URC to Strengthen MNCH and FP/RH Services in Zika-affected Countries in Latin America and Caribbean

URC is pleased to announce the award of a two-year extension to the USAID Applying Science to Strengthen and Improve Systems (ASSIST) cooperative agreement. Under the terms of the extension, the USAID ASSIST Project will operate until September 29, 2019 and will focus on strengthening maternal, newborn, and child health (MNCH) and family planning/reproductive health services in Zika-affected countries in Latin America and the Caribbean.

During the extension period, ASSIST will apply quality improvement methods to health systems strengthening efforts in Zika-affected countries, including the Dominican Republic, Ecuador, El Salvador, Guatemala, Honduras, Nicaragua, Paraguay, Peru, and two or three additional countries. Efforts will seek to develop the capacity of host country service delivery organizations to improve the effectiveness, efficiency, client-centeredness, safety, accessibility, and equity of Zika-related health services.

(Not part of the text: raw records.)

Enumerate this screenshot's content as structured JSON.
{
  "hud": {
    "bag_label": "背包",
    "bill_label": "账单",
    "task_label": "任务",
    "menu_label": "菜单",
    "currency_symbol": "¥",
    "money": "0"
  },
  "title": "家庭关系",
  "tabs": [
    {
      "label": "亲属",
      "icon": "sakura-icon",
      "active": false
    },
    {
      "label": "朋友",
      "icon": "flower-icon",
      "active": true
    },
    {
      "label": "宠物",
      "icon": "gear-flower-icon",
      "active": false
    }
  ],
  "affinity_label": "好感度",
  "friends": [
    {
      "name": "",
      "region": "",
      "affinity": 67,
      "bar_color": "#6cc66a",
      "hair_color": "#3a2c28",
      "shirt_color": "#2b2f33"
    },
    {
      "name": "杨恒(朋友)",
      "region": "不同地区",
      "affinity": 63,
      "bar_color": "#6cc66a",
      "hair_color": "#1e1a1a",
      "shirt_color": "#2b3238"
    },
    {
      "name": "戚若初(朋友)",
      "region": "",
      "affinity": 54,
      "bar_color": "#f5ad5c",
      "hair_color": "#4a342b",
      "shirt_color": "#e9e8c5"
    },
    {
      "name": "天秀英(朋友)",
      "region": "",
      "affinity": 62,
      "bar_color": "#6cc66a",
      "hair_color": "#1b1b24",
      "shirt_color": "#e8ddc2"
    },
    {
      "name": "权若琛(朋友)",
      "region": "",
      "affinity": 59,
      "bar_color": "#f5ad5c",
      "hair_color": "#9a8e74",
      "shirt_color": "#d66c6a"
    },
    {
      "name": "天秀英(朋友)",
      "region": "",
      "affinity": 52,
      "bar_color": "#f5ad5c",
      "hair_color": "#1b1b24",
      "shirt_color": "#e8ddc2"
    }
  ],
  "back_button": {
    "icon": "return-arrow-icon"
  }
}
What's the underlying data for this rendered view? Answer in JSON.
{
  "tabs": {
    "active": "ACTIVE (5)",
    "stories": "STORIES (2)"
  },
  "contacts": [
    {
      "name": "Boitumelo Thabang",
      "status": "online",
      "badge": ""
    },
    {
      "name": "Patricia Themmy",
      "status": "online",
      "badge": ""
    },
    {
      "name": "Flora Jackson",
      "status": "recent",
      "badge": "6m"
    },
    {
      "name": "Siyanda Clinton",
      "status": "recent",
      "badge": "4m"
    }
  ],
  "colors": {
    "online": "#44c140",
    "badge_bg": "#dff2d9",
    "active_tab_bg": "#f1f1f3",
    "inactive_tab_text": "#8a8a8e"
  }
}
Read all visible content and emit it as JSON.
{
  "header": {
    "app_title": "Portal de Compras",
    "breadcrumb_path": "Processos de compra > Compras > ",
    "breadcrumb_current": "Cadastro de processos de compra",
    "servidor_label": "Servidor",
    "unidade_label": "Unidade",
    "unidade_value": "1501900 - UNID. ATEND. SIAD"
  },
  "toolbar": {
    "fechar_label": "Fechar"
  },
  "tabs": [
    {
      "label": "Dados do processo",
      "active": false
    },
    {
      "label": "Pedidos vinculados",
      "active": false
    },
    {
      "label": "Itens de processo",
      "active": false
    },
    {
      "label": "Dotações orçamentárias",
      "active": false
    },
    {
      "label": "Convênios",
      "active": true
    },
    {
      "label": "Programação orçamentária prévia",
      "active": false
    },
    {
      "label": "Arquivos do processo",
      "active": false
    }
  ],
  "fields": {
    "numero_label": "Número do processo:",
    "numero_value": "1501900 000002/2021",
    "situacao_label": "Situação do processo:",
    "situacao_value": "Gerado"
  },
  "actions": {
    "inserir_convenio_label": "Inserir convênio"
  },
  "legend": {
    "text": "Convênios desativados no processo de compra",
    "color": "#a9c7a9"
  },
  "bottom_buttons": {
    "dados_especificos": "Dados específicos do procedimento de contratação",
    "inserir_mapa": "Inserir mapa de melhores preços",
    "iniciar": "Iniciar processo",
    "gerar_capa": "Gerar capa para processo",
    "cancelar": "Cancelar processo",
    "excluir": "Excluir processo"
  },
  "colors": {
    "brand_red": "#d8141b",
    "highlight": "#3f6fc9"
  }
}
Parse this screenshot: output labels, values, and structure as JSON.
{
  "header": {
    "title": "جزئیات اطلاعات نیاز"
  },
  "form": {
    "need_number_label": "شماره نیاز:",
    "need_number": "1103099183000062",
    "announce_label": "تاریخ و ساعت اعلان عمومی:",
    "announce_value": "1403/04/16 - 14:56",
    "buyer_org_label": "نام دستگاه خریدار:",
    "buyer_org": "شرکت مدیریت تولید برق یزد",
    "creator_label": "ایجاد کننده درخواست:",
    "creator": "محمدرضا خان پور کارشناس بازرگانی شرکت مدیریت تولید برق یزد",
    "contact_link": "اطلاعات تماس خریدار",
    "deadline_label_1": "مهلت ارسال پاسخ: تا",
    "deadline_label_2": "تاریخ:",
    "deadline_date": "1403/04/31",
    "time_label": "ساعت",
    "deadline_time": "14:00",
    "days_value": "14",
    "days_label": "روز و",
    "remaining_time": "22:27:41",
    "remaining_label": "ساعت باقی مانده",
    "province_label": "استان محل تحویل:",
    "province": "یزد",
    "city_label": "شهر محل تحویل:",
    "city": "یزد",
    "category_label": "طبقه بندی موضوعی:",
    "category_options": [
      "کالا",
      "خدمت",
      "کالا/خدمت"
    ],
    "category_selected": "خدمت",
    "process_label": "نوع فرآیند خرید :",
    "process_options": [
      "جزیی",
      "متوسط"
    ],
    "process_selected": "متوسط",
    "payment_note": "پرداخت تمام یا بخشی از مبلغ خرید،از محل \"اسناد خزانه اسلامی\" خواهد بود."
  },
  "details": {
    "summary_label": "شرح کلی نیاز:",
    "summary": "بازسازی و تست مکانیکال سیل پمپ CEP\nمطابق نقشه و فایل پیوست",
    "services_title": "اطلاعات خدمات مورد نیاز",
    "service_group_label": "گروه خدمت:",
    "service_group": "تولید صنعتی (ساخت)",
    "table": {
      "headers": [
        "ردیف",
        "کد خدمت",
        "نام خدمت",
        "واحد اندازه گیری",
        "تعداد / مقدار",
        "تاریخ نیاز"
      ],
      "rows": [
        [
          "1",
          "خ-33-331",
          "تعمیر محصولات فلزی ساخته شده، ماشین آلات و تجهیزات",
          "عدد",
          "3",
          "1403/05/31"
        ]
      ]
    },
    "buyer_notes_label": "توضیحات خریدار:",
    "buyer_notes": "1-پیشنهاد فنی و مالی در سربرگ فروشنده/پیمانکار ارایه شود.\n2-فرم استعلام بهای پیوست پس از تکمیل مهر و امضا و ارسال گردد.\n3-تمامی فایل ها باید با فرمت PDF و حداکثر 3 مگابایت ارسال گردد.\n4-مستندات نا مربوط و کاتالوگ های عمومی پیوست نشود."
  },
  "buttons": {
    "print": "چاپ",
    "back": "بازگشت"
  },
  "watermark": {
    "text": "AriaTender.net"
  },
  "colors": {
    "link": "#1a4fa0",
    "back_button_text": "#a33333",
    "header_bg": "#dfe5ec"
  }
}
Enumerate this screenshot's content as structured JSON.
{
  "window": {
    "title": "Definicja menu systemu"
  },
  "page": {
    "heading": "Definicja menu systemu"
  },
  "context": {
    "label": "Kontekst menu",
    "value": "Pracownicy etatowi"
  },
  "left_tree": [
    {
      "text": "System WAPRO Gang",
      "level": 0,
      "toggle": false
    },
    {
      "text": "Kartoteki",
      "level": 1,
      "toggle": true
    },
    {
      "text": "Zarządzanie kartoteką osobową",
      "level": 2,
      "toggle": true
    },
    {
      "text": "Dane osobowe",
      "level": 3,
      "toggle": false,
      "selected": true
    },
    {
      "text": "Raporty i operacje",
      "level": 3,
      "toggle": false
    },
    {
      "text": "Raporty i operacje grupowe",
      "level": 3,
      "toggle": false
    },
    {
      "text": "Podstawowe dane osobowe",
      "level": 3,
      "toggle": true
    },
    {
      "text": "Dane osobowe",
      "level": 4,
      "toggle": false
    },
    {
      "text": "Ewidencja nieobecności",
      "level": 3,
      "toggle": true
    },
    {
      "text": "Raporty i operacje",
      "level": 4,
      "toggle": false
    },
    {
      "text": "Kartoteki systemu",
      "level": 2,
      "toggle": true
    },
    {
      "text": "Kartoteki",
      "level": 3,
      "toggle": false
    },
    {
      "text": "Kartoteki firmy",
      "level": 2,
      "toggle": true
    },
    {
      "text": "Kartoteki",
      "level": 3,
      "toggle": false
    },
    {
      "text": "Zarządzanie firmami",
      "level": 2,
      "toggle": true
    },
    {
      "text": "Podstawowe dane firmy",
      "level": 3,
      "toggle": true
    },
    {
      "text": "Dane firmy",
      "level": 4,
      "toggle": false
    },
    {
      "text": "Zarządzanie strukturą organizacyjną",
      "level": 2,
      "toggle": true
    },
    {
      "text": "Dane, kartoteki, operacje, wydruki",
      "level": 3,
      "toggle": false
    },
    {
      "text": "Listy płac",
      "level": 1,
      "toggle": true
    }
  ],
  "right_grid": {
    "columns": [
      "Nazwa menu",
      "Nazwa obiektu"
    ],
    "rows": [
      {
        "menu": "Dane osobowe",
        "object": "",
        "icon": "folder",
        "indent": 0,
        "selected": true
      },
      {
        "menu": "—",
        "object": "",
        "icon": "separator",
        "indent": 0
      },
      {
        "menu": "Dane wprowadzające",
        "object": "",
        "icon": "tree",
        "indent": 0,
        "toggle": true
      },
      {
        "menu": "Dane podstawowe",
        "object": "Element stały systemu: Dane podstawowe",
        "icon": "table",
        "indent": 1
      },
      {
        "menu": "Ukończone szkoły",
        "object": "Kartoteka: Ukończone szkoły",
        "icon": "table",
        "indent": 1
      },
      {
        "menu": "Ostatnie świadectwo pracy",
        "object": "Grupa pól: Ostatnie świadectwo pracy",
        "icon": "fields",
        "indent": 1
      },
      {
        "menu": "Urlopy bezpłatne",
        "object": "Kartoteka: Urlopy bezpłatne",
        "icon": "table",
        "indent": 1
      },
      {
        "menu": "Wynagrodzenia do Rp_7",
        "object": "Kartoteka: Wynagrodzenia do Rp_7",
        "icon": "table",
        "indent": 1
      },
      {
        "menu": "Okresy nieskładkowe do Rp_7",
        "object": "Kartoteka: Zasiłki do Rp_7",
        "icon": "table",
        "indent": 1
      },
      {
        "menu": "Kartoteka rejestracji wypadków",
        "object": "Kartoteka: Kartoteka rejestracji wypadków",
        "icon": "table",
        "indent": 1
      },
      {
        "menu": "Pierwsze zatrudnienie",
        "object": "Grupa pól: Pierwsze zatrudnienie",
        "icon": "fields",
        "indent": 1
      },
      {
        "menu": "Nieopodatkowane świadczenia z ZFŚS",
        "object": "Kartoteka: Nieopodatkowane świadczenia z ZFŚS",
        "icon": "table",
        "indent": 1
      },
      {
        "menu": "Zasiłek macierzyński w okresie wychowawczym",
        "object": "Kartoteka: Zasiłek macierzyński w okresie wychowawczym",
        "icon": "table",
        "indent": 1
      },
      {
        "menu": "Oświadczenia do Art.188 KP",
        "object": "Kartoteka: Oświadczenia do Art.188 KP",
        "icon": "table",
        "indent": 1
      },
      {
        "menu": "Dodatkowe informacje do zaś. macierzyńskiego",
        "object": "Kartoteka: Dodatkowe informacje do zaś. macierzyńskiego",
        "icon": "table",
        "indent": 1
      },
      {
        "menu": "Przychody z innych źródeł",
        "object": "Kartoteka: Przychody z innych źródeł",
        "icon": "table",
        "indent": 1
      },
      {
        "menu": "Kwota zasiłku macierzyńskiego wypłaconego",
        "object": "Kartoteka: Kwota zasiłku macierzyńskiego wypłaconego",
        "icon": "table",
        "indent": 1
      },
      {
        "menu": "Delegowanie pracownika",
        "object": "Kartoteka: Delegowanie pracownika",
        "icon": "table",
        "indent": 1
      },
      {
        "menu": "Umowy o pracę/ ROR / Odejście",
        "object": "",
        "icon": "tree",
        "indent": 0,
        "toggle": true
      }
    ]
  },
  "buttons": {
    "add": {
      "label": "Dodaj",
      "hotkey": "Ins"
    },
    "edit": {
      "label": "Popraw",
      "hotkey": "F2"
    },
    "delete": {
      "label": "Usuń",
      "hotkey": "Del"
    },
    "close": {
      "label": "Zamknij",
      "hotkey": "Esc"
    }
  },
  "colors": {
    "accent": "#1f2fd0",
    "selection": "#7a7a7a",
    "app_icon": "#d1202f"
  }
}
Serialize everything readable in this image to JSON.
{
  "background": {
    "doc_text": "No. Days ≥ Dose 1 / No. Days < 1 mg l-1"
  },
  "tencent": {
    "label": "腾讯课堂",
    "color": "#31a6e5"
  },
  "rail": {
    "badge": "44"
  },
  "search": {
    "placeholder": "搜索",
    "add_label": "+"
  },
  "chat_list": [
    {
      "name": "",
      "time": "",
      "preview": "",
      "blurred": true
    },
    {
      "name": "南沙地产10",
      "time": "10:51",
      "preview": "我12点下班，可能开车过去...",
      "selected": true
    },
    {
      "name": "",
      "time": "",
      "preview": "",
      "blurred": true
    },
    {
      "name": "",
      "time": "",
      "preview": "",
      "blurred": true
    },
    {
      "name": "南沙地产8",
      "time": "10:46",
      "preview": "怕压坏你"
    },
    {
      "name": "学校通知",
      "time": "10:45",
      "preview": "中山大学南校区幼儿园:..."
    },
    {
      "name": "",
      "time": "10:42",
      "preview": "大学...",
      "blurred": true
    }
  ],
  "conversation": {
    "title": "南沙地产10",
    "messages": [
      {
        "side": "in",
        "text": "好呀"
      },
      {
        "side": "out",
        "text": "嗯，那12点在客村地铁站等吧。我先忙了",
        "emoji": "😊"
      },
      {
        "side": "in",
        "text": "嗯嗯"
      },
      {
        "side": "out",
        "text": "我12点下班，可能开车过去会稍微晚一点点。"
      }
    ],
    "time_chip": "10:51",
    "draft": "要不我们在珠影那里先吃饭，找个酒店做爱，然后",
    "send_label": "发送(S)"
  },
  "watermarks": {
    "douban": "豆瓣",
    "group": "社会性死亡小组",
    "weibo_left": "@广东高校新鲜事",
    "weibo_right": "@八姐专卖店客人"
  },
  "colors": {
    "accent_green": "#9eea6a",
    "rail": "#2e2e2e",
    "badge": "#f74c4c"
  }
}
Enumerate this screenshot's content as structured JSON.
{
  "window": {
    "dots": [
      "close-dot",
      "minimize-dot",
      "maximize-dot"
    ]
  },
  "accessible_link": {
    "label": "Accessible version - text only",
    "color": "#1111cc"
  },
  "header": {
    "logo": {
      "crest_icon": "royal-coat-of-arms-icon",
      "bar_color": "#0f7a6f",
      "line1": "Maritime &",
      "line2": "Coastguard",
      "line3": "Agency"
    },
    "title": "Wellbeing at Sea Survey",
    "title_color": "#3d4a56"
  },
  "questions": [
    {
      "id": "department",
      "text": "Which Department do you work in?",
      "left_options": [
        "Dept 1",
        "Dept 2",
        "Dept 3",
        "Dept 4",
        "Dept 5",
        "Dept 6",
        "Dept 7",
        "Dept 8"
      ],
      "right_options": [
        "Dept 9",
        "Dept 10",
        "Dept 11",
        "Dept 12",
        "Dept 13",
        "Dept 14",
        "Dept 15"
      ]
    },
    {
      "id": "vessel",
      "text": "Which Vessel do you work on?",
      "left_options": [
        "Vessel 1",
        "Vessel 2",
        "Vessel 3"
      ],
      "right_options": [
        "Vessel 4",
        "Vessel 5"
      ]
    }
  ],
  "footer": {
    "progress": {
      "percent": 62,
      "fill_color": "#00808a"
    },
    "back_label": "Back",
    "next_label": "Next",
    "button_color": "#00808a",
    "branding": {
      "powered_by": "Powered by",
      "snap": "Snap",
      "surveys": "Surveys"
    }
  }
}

Dr. M. Rashad Massoud, Director of ASSIST and Chief Medical and Quality Officer / Senior Vice President of URC, says: "We are excited to have the opportunity to tackle Zika – a global health emergency – under the USAID ASSIST Project. We will apply improvement science to deliver the best health outcomes and thereby strengthen health systems along the continuum of maternal and early newborn care."

ASSIST’s Zika work builds on previous URC work to revise Zika-related clinical guidelines, train healthcare providers on counseling skills, initiate a quality improvement program for Zika-related clinical processes, and build a Zika clinical community of practice, working in close coordination with other implementing partners working on issues related to Zika.

During the extension period, ASSIST will continue to carry out functions related to research and evaluation, knowledge management, and global technical leadership not only as related to previous ASSIST work, but also for new Zika activities to institutionalize the use of improvement methods for stronger health systems.

From 2013 to 2017, ASSIST operated in 38 countries, supporting quality improvement efforts for HIV and AIDS, MNCH, malaria, tuberculosis, orphans and vulnerable children, and non-communicable disease services at both facility and community levels.


A 9-month-old girl, born with microcephaly as a result of a Zika infection during her mother's pregnancy, receives treatment at Villa Nueva Medical Center in Tegucigalpa, Honduras. © 2017 Brendan Bannon/USAID, Courtesy of Photoshare
November 07, 2017